Task directions: Without the pictures, can you quote each line below exactly?

Available data:
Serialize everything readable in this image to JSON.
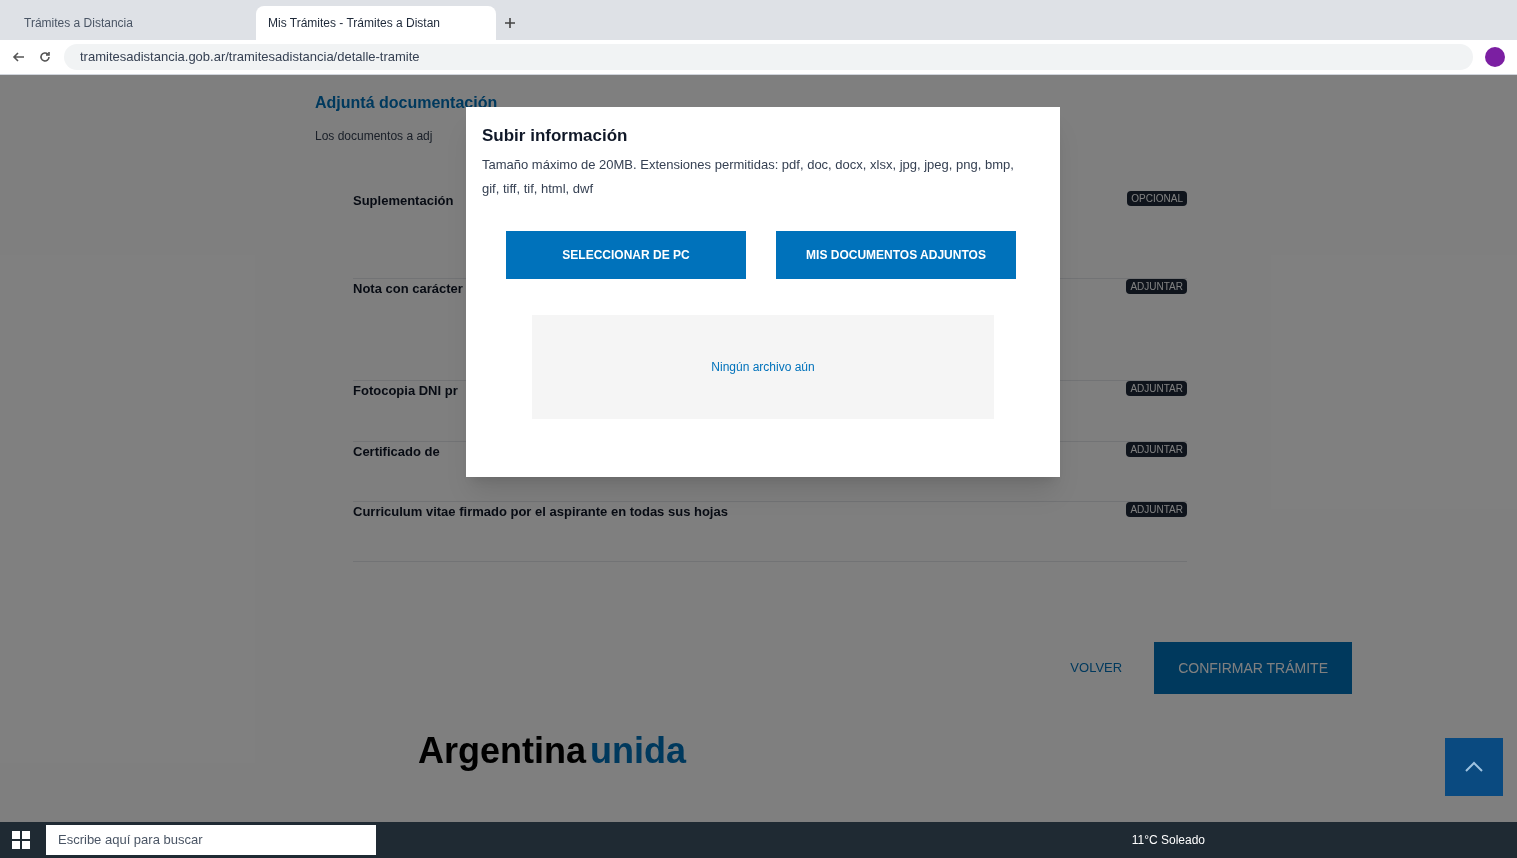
{
  "browser": {
    "tabs": [
      {
        "title": "Trámites a Distancia",
        "selected": false
      },
      {
        "title": "Mis Trámites - Trámites a Distan",
        "selected": true
      }
    ],
    "url": "tramitesadistancia.gob.ar/tramitesadistancia/detalle-tramite"
  },
  "page": {
    "heading": "Adjuntá documentación",
    "subheading": "Los documentos a adj",
    "documents": [
      {
        "label": "Suplementación",
        "badge": "OPCIONAL"
      },
      {
        "label": "Nota con carácter",
        "badge": "ADJUNTAR"
      },
      {
        "label": "Fotocopia DNI pr",
        "badge": "ADJUNTAR"
      },
      {
        "label": "Certificado de",
        "badge": "ADJUNTAR"
      },
      {
        "label": "Curriculum vitae firmado por el aspirante en todas sus hojas",
        "badge": "ADJUNTAR"
      }
    ],
    "back_link": "VOLVER",
    "confirm_button": "CONFIRMAR TRÁMITE",
    "footer_logo": [
      "Argentina",
      "unida"
    ]
  },
  "modal": {
    "title": "Subir información",
    "description": "Tamaño máximo de 20MB. Extensiones permitidas: pdf, doc, docx, xlsx, jpg, jpeg, png, bmp, gif, tiff, tif, html, dwf",
    "buttons": [
      "SELECCIONAR DE PC",
      "MIS DOCUMENTOS ADJUNTOS"
    ],
    "dropzone": "Ningún archivo aún"
  },
  "taskbar": {
    "search_placeholder": "Escribe aquí para buscar",
    "weather": "11°C Soleado"
  }
}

Exercise solution:
Serialize everything readable in this image to JSON.
{
  "browser": {
    "tabs": [
      {
        "title": "Trámites a Distancia",
        "selected": false
      },
      {
        "title": "Mis Trámites - Trámites a Distan",
        "selected": true
      }
    ],
    "url": "tramitesadistancia.gob.ar/tramitesadistancia/detalle-tramite"
  },
  "page": {
    "heading": "Adjuntá documentación",
    "subheading": "Los documentos a adj",
    "documents": [
      {
        "label": "Suplementación",
        "badge": "OPCIONAL"
      },
      {
        "label": "Nota con carácter",
        "badge": "ADJUNTAR"
      },
      {
        "label": "Fotocopia DNI pr",
        "badge": "ADJUNTAR"
      },
      {
        "label": "Certificado de",
        "badge": "ADJUNTAR"
      },
      {
        "label": "Curriculum vitae firmado por el aspirante en todas sus hojas",
        "badge": "ADJUNTAR"
      }
    ],
    "back_link": "VOLVER",
    "confirm_button": "CONFIRMAR TRÁMITE",
    "footer_logo": [
      "Argentina",
      "unida"
    ]
  },
  "modal": {
    "title": "Subir información",
    "description": "Tamaño máximo de 20MB. Extensiones permitidas: pdf, doc, docx, xlsx, jpg, jpeg, png, bmp, gif, tiff, tif, html, dwf",
    "buttons": [
      "SELECCIONAR DE PC",
      "MIS DOCUMENTOS ADJUNTOS"
    ],
    "dropzone": "Ningún archivo aún"
  },
  "taskbar": {
    "search_placeholder": "Escribe aquí para buscar",
    "weather": "11°C Soleado"
  }
}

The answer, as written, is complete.